I do think I still have some fitting tweaks to make.
- I’ve already corrected the leg lengths.
- I think I need to increase the wedge I made (at the top) another 1/4″ in the front (making the front crotch shorter, pulling the waistband down and more horizontally across my body).
- I want to reshape the front hip curve slightly. When I look I think at the pics, I see the front peaks on the side seam at the Hip HBL and a fold develops directly beneath. The back curves smoothly from waist to Hip.
- I want to remove a little more ease on the front between the top HBL and the hem.
- On the back, I only want to remove ease under the bum. I was excited about Kathy Rudy’s specific alteration for this. Most of my pants have excess ease right under the bum. I’ve not ignored it; but all the other alterations I’ve made have only added drag lines.

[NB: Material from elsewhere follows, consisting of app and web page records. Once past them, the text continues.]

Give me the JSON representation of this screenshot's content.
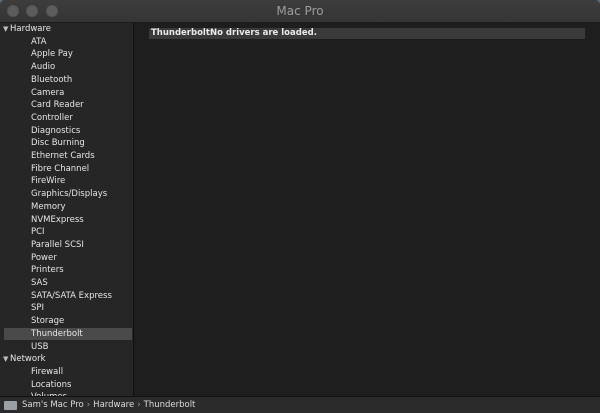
{
  "window": {
    "title": "Mac Pro"
  },
  "sidebar": {
    "groups": [
      {
        "label": "Hardware",
        "expanded": true,
        "items": [
          "ATA",
          "Apple Pay",
          "Audio",
          "Bluetooth",
          "Camera",
          "Card Reader",
          "Controller",
          "Diagnostics",
          "Disc Burning",
          "Ethernet Cards",
          "Fibre Channel",
          "FireWire",
          "Graphics/Displays",
          "Memory",
          "NVMExpress",
          "PCI",
          "Parallel SCSI",
          "Power",
          "Printers",
          "SAS",
          "SATA/SATA Express",
          "SPI",
          "Storage",
          "Thunderbolt",
          "USB"
        ]
      },
      {
        "label": "Network",
        "expanded": true,
        "items": [
          "Firewall",
          "Locations",
          "Volumes"
        ]
      }
    ],
    "selected": "Thunderbolt"
  },
  "main": {
    "info_key": "Thunderbolt:",
    "info_value": "No drivers are loaded."
  },
  "pathbar": {
    "crumbs": [
      "Sam's Mac Pro",
      "Hardware",
      "Thunderbolt"
    ],
    "icon": "computer-icon"
  }
}
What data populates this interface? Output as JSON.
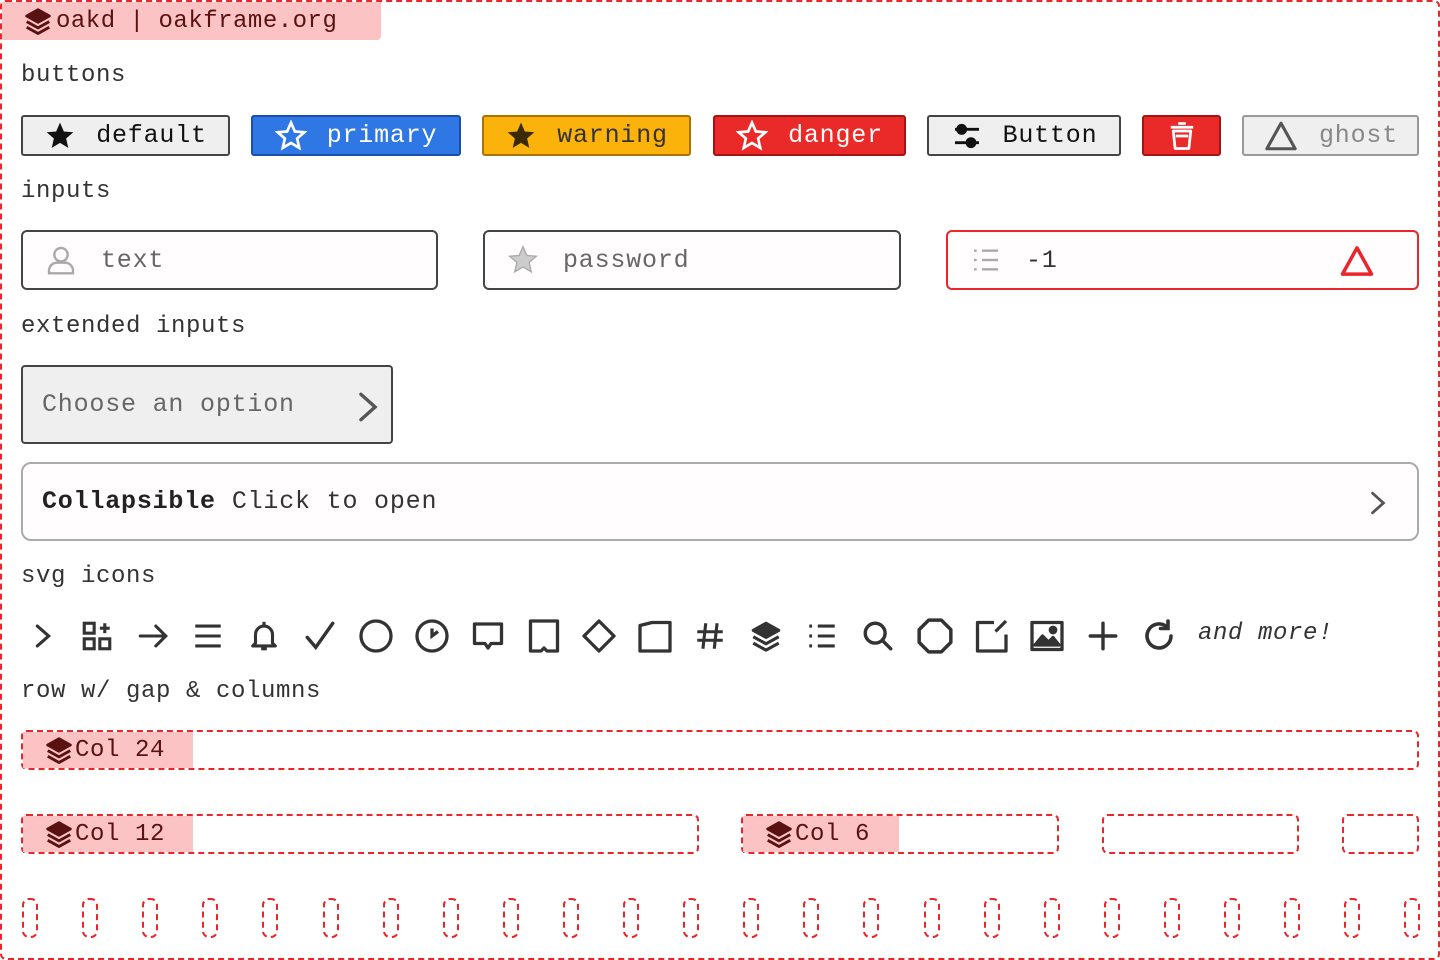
{
  "header": {
    "brand": "oakd",
    "separator": "|",
    "site": "oakframe.org"
  },
  "sections": {
    "buttons": "buttons",
    "inputs": "inputs",
    "extended": "extended inputs",
    "icons": "svg icons",
    "row": "row w/ gap & columns"
  },
  "buttons": {
    "default": "default",
    "primary": "primary",
    "warning": "warning",
    "danger": "danger",
    "button": "Button",
    "ghost": "ghost"
  },
  "inputs": {
    "text_placeholder": "text",
    "password_placeholder": "password",
    "number_value": "-1"
  },
  "select": {
    "placeholder": "Choose an option"
  },
  "collapsible": {
    "title": "Collapsible",
    "hint": "Click to open"
  },
  "icons": {
    "list": [
      "chevron-right",
      "grid-add",
      "arrow-right",
      "menu",
      "bell",
      "check",
      "circle",
      "clock",
      "message",
      "book",
      "diamond",
      "folder",
      "hash",
      "layers",
      "list",
      "search",
      "octagon",
      "edit",
      "image",
      "plus",
      "refresh"
    ],
    "and_more": "and more!"
  },
  "columns": {
    "col24": "Col 24",
    "col12": "Col 12",
    "col6": "Col 6"
  },
  "colors": {
    "accent": "#e8262b",
    "primary": "#2f77e4",
    "warning": "#fbb20b",
    "danger": "#ea2929",
    "tag_bg": "#fbc3c4"
  }
}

Final evaluation of this pattern: I’m really pleased. In all 3 versions (muslin, Gotcha Twill, and this lovely nylon) I have not touched the crotch curve and none of the pants have displayed a butt vortex or diagonals between hip and knee or any crotch related issues. The major alterations are the wedge which shortens the top of the torso between waist and the first HBL; and 1″ additional ease for the back. These were quick and simple changes making me wish Fit for Art would produce many more pant styles.